The flex-interconnect path generally spans across the flex section of Rigid-Flex design. The preparation entails testing multiple routes of specific widths and the respective conductor spacing as per the floor plan. Flex circuits mostly undergo potential reroute for the bus.
Using the Hug-Contour Option
Rigid-flex designs require curved bus lines. A flex board outline may also change during the design cycle. The ability to easily adjust the connect lines to the new form factor is critical.
The Multiline routing feature coupled with the hug-contour option lets the designer route multiple lines on the flex portion of the rigid- design in minutes instead of long hours based on traditional routing of one trace at a time.
Example of multiline route abiding the route keepin as contour
New Slide Functionality for Arc Editing
With v16.6, a new slide functionality has been introduced. The slide command utilizes a move-intersect algorithm that delivers smoother and localized edits. This change simplifies the slide of the off-angle arc routing, and provides new options to improve efficiency. Note: The bubble mode is no longer allowed to wear down the arcs of an existing route.

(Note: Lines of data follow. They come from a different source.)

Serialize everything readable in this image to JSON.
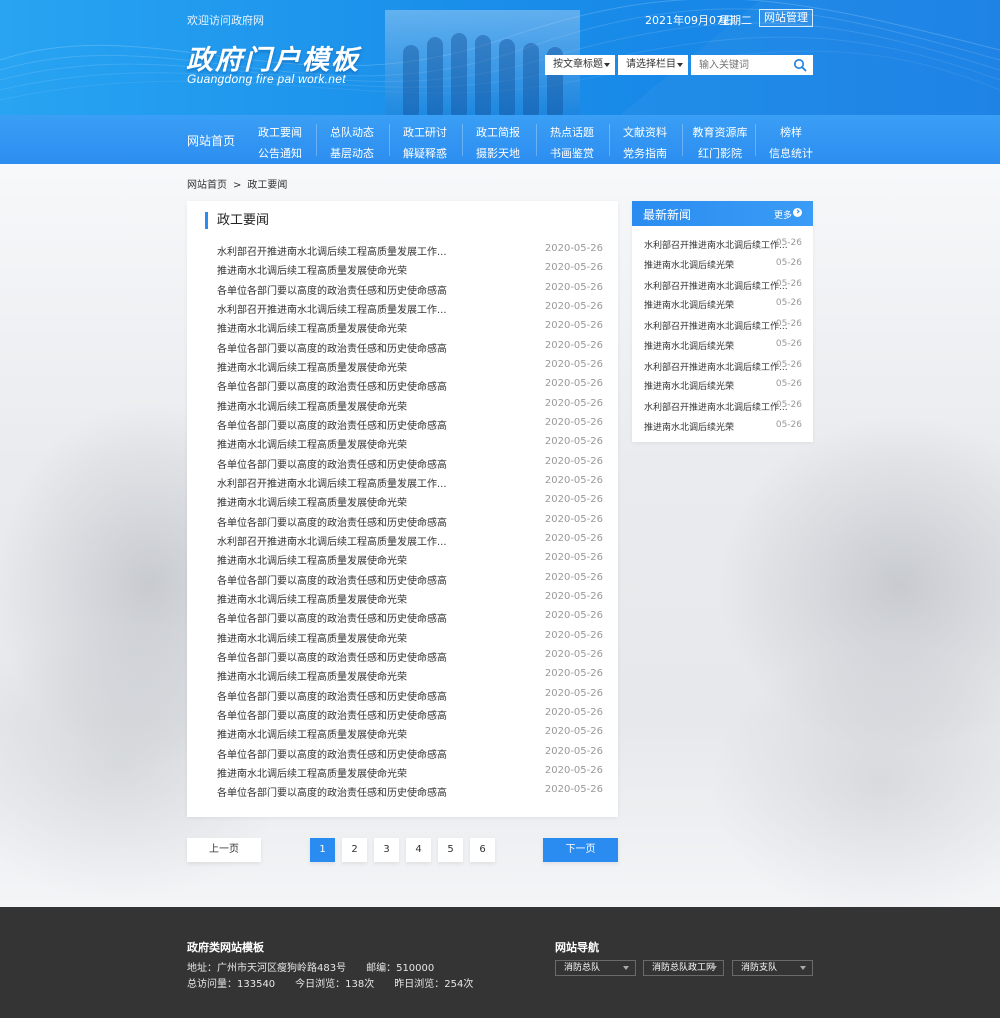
{
  "header": {
    "welcome": "欢迎访问政府网",
    "date": "2021年09月07日",
    "weekday": "星期二",
    "admin_label": "网站管理",
    "site_title": "政府门户模板",
    "site_subtitle": "Guangdong fire pal work.net",
    "search_type": "按文章标题",
    "search_column": "请选择栏目",
    "search_placeholder": "输入关键词"
  },
  "nav": {
    "home": "网站首页",
    "columns": [
      {
        "top": "政工要闻",
        "bottom": "公告通知"
      },
      {
        "top": "总队动态",
        "bottom": "基层动态"
      },
      {
        "top": "政工研讨",
        "bottom": "解疑释惑"
      },
      {
        "top": "政工简报",
        "bottom": "摄影天地"
      },
      {
        "top": "热点话题",
        "bottom": "书画鉴赏"
      },
      {
        "top": "文献资料",
        "bottom": "党务指南"
      },
      {
        "top": "教育资源库",
        "bottom": "红门影院"
      },
      {
        "top": "榜样",
        "bottom": "信息统计"
      }
    ]
  },
  "breadcrumb": {
    "home": "网站首页",
    "sep": ">",
    "current": "政工要闻"
  },
  "list": {
    "title": "政工要闻",
    "items": [
      {
        "title": "水利部召开推进南水北调后续工程高质量发展工作...",
        "date": "2020-05-26"
      },
      {
        "title": "推进南水北调后续工程高质量发展使命光荣",
        "date": "2020-05-26"
      },
      {
        "title": "各单位各部门要以高度的政治责任感和历史使命感高",
        "date": "2020-05-26"
      },
      {
        "title": "水利部召开推进南水北调后续工程高质量发展工作...",
        "date": "2020-05-26"
      },
      {
        "title": "推进南水北调后续工程高质量发展使命光荣",
        "date": "2020-05-26"
      },
      {
        "title": "各单位各部门要以高度的政治责任感和历史使命感高",
        "date": "2020-05-26"
      },
      {
        "title": "推进南水北调后续工程高质量发展使命光荣",
        "date": "2020-05-26"
      },
      {
        "title": "各单位各部门要以高度的政治责任感和历史使命感高",
        "date": "2020-05-26"
      },
      {
        "title": "推进南水北调后续工程高质量发展使命光荣",
        "date": "2020-05-26"
      },
      {
        "title": "各单位各部门要以高度的政治责任感和历史使命感高",
        "date": "2020-05-26"
      },
      {
        "title": "推进南水北调后续工程高质量发展使命光荣",
        "date": "2020-05-26"
      },
      {
        "title": "各单位各部门要以高度的政治责任感和历史使命感高",
        "date": "2020-05-26"
      },
      {
        "title": "水利部召开推进南水北调后续工程高质量发展工作...",
        "date": "2020-05-26"
      },
      {
        "title": "推进南水北调后续工程高质量发展使命光荣",
        "date": "2020-05-26"
      },
      {
        "title": "各单位各部门要以高度的政治责任感和历史使命感高",
        "date": "2020-05-26"
      },
      {
        "title": "水利部召开推进南水北调后续工程高质量发展工作...",
        "date": "2020-05-26"
      },
      {
        "title": "推进南水北调后续工程高质量发展使命光荣",
        "date": "2020-05-26"
      },
      {
        "title": "各单位各部门要以高度的政治责任感和历史使命感高",
        "date": "2020-05-26"
      },
      {
        "title": "推进南水北调后续工程高质量发展使命光荣",
        "date": "2020-05-26"
      },
      {
        "title": "各单位各部门要以高度的政治责任感和历史使命感高",
        "date": "2020-05-26"
      },
      {
        "title": "推进南水北调后续工程高质量发展使命光荣",
        "date": "2020-05-26"
      },
      {
        "title": "各单位各部门要以高度的政治责任感和历史使命感高",
        "date": "2020-05-26"
      },
      {
        "title": "推进南水北调后续工程高质量发展使命光荣",
        "date": "2020-05-26"
      },
      {
        "title": "各单位各部门要以高度的政治责任感和历史使命感高",
        "date": "2020-05-26"
      },
      {
        "title": "各单位各部门要以高度的政治责任感和历史使命感高",
        "date": "2020-05-26"
      },
      {
        "title": "推进南水北调后续工程高质量发展使命光荣",
        "date": "2020-05-26"
      },
      {
        "title": "各单位各部门要以高度的政治责任感和历史使命感高",
        "date": "2020-05-26"
      },
      {
        "title": "推进南水北调后续工程高质量发展使命光荣",
        "date": "2020-05-26"
      },
      {
        "title": "各单位各部门要以高度的政治责任感和历史使命感高",
        "date": "2020-05-26"
      }
    ]
  },
  "latest": {
    "title": "最新新闻",
    "more": "更多",
    "items": [
      {
        "title": "水利部召开推进南水北调后续工作...",
        "date": "05-26"
      },
      {
        "title": "推进南水北调后续光荣",
        "date": "05-26"
      },
      {
        "title": "水利部召开推进南水北调后续工作...",
        "date": "05-26"
      },
      {
        "title": "推进南水北调后续光荣",
        "date": "05-26"
      },
      {
        "title": "水利部召开推进南水北调后续工作...",
        "date": "05-26"
      },
      {
        "title": "推进南水北调后续光荣",
        "date": "05-26"
      },
      {
        "title": "水利部召开推进南水北调后续工作...",
        "date": "05-26"
      },
      {
        "title": "推进南水北调后续光荣",
        "date": "05-26"
      },
      {
        "title": "水利部召开推进南水北调后续工作...",
        "date": "05-26"
      },
      {
        "title": "推进南水北调后续光荣",
        "date": "05-26"
      }
    ]
  },
  "pagination": {
    "prev": "上一页",
    "next": "下一页",
    "pages": [
      "1",
      "2",
      "3",
      "4",
      "5",
      "6"
    ],
    "current": "1"
  },
  "footer": {
    "title": "政府类网站模板",
    "address": "地址：广州市天河区瘦狗岭路483号　　邮编：510000",
    "stats": "总访问量：133540　　今日浏览：138次　　昨日浏览：254次",
    "nav_title": "网站导航",
    "nav_selects": [
      "消防总队",
      "消防总队政工网",
      "消防支队"
    ]
  },
  "colors": {
    "header_blue": "#1a8fea",
    "nav_blue": "#2c8df0",
    "accent": "#2a8cf0",
    "footer_bg": "#343434"
  }
}
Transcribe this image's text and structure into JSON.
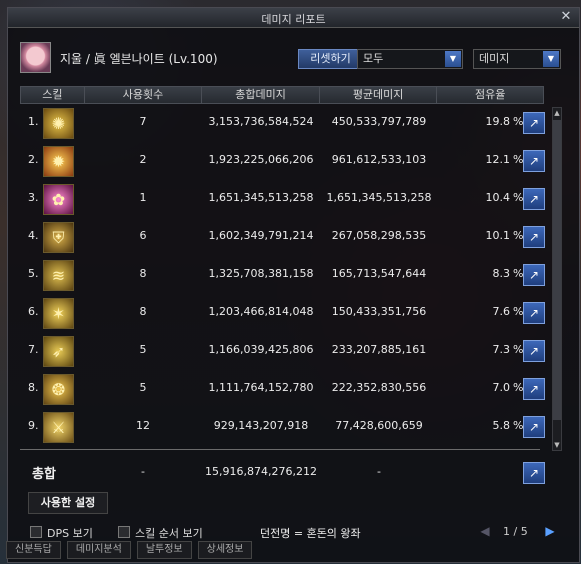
{
  "window": {
    "title": "데미지 리포트",
    "close_glyph": "✕"
  },
  "character": {
    "name": "지울 / 眞 엘븐나이트 (Lv.100)"
  },
  "controls": {
    "reset_label": "리셋하기",
    "filter_value": "모두",
    "metric_value": "데미지"
  },
  "columns": {
    "skill": "스킬",
    "uses": "사용횟수",
    "total": "총합데미지",
    "avg": "평균데미지",
    "share": "점유율"
  },
  "rows": [
    {
      "idx": "1.",
      "uses": "7",
      "total": "3,153,736,584,524",
      "avg": "450,533,797,789",
      "share": "19.8",
      "icon": "spiral-gold-icon"
    },
    {
      "idx": "2.",
      "uses": "2",
      "total": "1,923,225,066,206",
      "avg": "961,612,533,103",
      "share": "12.1",
      "icon": "flame-burst-icon"
    },
    {
      "idx": "3.",
      "uses": "1",
      "total": "1,651,345,513,258",
      "avg": "1,651,345,513,258",
      "share": "10.4",
      "icon": "pink-flower-icon"
    },
    {
      "idx": "4.",
      "uses": "6",
      "total": "1,602,349,791,214",
      "avg": "267,058,298,535",
      "share": "10.1",
      "icon": "shield-icon"
    },
    {
      "idx": "5.",
      "uses": "8",
      "total": "1,325,708,381,158",
      "avg": "165,713,547,644",
      "share": "8.3",
      "icon": "wave-slash-icon"
    },
    {
      "idx": "6.",
      "uses": "8",
      "total": "1,203,466,814,048",
      "avg": "150,433,351,756",
      "share": "7.6",
      "icon": "multi-strike-icon"
    },
    {
      "idx": "7.",
      "uses": "5",
      "total": "1,166,039,425,806",
      "avg": "233,207,885,161",
      "share": "7.3",
      "icon": "dash-slash-icon"
    },
    {
      "idx": "8.",
      "uses": "5",
      "total": "1,111,764,152,780",
      "avg": "222,352,830,556",
      "share": "7.0",
      "icon": "swirl-icon"
    },
    {
      "idx": "9.",
      "uses": "12",
      "total": "929,143,207,918",
      "avg": "77,428,600,659",
      "share": "5.8",
      "icon": "sword-icon"
    }
  ],
  "percent_sign": "%",
  "totals": {
    "label": "총합",
    "uses": "-",
    "total": "15,916,874,276,212",
    "avg": "-"
  },
  "settings_tab": "사용한 설정",
  "bottom": {
    "dps_label": "DPS 보기",
    "order_label": "스킬 순서 보기",
    "dungeon": "던전명 = 혼돈의 왕좌",
    "page": "1 / 5"
  },
  "under_tabs": [
    "신분득답",
    "데미지분석",
    "날투정보",
    "상세정보"
  ],
  "colors": {
    "accent_blue": "#2f55a0",
    "panel_bg": "#0e0e12",
    "text": "#ececec"
  }
}
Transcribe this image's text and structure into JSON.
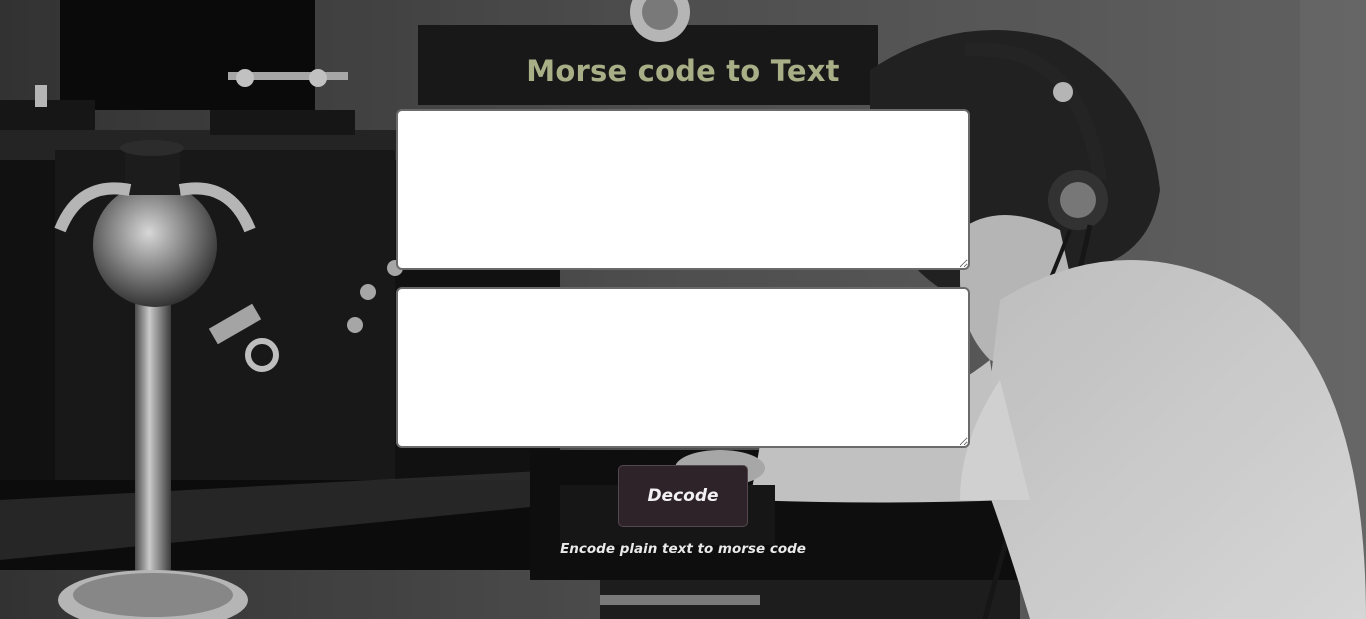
{
  "page": {
    "title": "Morse code to Text"
  },
  "input": {
    "value": "",
    "placeholder": ""
  },
  "output": {
    "value": "",
    "placeholder": ""
  },
  "actions": {
    "decode_label": "Decode",
    "switch_mode_label": "Encode plain text to morse code"
  },
  "colors": {
    "title": "#a8ae86",
    "button_bg": "#2e2328",
    "link_text": "#e9e9e9"
  }
}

Auto Interactive Convert Corner (AiCC) command
In v16.6, the Auto Interactive Convert Corner (AiCC) command has been introduced to improve efficiency in converting route corners in the Allegro design. You can interactively select nets, clines, or segments, for conversion to Arc, 45, or 90 degree corners.
Choose Route - Unsupported Prototypes - Auto Interactive Convert Corner.
AiCC can be run on existing Nets, Clines, or Segments
In v16.5, the glossing routine can be employed to convert 45- and 90-degree bends to arcs. It is useful for flex circuits because the resulting arcs may be time consuming to edit manually.
Refer to the AppNote for the detailed procedures on various routing methodologies discussed above, and also various other aspects that are not covered in the blog above.
Click here for the AppNote.
Note: The above link can only be accessed by Cadence customers who have valid login credentials for Cadence Online Support (http://support.cadence.com/).
Cadence Customer Support